Do you have an exit strategy?
I don't have an exit strategy, really. I love restaurants, but they are incredibly stressful to deal with. I'm still stuck in the minutia to a certain extent, I'm still advising people on how to fix faucets and stuff. And I have to be pulled out of that eventually because it's going to kill me. I don't have that kind of strategy, but what I do know is that... I'm just going to keep on doing what I'm doing, and eventually, I plan to not be involved in day-to-day operations of whatever it is that I'm doing to such an extent. I'll never not be involved, but I'd like to back off a little bit at some point in the distant future.
I'll collect the rent and live in a grass shack in Thailand. I'll be all right.

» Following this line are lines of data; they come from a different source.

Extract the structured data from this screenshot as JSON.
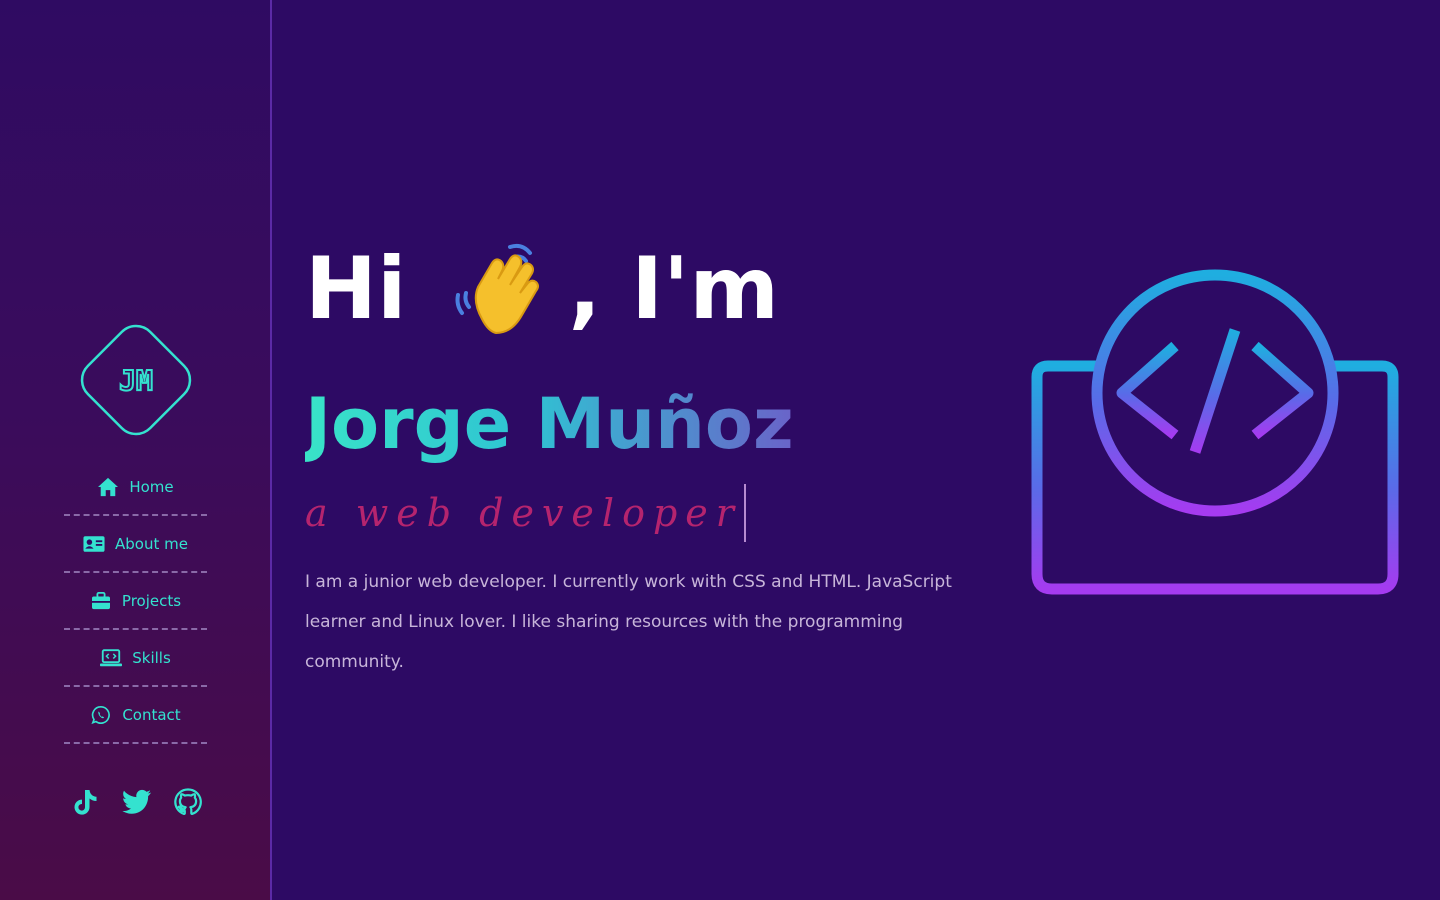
{
  "brand": {
    "logo_text": "JM"
  },
  "nav": {
    "items": [
      {
        "label": "Home",
        "icon": "home-icon"
      },
      {
        "label": "About me",
        "icon": "id-card-icon"
      },
      {
        "label": "Projects",
        "icon": "briefcase-icon"
      },
      {
        "label": "Skills",
        "icon": "code-laptop-icon"
      },
      {
        "label": "Contact",
        "icon": "whatsapp-icon"
      }
    ]
  },
  "social": {
    "links": [
      {
        "icon": "tiktok-icon"
      },
      {
        "icon": "twitter-icon"
      },
      {
        "icon": "github-icon"
      }
    ]
  },
  "hero": {
    "greeting_start": "Hi",
    "greeting_end": ", I'm",
    "wave_icon": "waving-hand-icon",
    "name": "Jorge Muñoz",
    "role": "a web developer",
    "bio": "I am a junior web developer. I currently work with CSS and HTML. JavaScript learner and Linux lover. I like sharing resources with the programming community.",
    "illustration": "code-monitor-icon"
  },
  "colors": {
    "background": "#2d0a64",
    "accent_teal": "#34e2cf",
    "role_pink": "#b5246e",
    "text_muted": "#c7b5d9",
    "illustration_blue": "#2a9be0",
    "illustration_purple": "#a53bf0"
  }
}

My way of feeling confident and calm about everything is that I own Pok Pok. I own the building, I own the land, I own the restaurant. It's 100 percent mine. I don't have any partners. So if everything goes to shit, you'd shrink it down to that one place, because quite honestly, that's the place that gives me my income. I could shrink it down to that and either carry on with Pok Pok in its current form or change the form. Or I could simply just say, "Look, I'm not doing restaurants anymore," and sell the restaurant to somebody to operate their own damn restaurant, and I'll collect the rent and live in a grass shack in Thailand. I'll be all right. I'm not going to end up on the street.